Sugar also leads to an acid build-up in the bloodstream, requiring the pH value to be tightly regulated. Calcium and magnesium and other minerals are also drawn out of the bone and into the bloodstream to maintain the pH balance. Not to mention, if soft drinks are consumed, which contain an acid-forming mineral called phosphorus, our bone mineral bank is depleted even more.

Additionally, too much sugar depletes the levels of chromium. This nutrient helps insulin channel sugar into cells. Overconsumption of sugar, either from sugar itself or too many carbohydrates, increases the risk of developing type 2 diabetes.

Truth: Carbs Are Secretly Sweet

We’ve all heard the word carbohydrates thrown around in discussions of weight loss or even general health. It might come as a surprise to learn that carbs are actual sources of sugar.

Foods are divided into 3 groups called macros: proteins, fats, and carbohydrates.

Proteins are meat, fish, eggs, and dairy products. Healthy fats include butter, dairy, fatty fish (sardines, anchovies, and salmon), cooking oils (olive, avocado, and coconut), and other fatty foods such as avocados, nuts, seeds, and nut butters.

Basically, carbohydrates are anything that is not a protein or fat. Importantly, carbohydrates are not essential nutrients. Once eaten, carbs turn into sugar in the bloodstream and the battle over the “mineral bank” begins, again. The pancreas quickly releases the insulin to escort the sugar out of the bloodstream. Over time, this leads to insulin resistance.

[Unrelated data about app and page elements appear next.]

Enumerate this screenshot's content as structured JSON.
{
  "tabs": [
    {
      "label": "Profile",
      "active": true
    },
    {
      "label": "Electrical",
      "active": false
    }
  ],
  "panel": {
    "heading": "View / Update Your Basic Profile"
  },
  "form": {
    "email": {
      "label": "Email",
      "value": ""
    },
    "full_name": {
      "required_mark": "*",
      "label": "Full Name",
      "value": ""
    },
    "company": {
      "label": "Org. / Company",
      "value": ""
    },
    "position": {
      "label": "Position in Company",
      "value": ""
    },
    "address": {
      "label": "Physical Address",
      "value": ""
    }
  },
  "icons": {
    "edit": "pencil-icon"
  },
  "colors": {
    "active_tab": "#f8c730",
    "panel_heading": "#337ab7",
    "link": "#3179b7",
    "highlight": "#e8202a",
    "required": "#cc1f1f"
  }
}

How does this tie into bone health? It has been found that each time insulin resistance is doubled, bone strength decreases 10-14%!

Eating too many carbohydrates not only causes bone loss, but it is also linked to diabetes, Alzheimer’s, and other widespread chronic diseases.

WakeUp To Transformation

Are you ready to commit to strengthening your bones?

My life’s purpose is to share my decades of knowledge and experience in healing professions with others to help them WakeUp to health as they age. The information discussed above was not mainstream knowledge 20 years ago when I was first diagnosed and it still isn’t. I have learned about improving bone health and have seen the results as my own bones have returned to normal.

 

 hat is committed to restoring and preserving bone health with a natural lifestyle approach through its D.R.E.S.S. program. WakeUp Health uses D.R.E.S.S (Diet, Rest, Exercise, Stress, and Supplementation) components to transform our clients’ bone health.

For more bone health tips and support, join my free Optimizing Bone Health group here.

 

Collagen and sugar are the main points in my Webinar – does that matter?

 

I think it’s okay

 

It may even make sense to refer to it. I am doing another one in December. We can talk about it on the call.

 

should my name be used also?

 

You can, but you’re writing from yourself

Ciely Ti Gray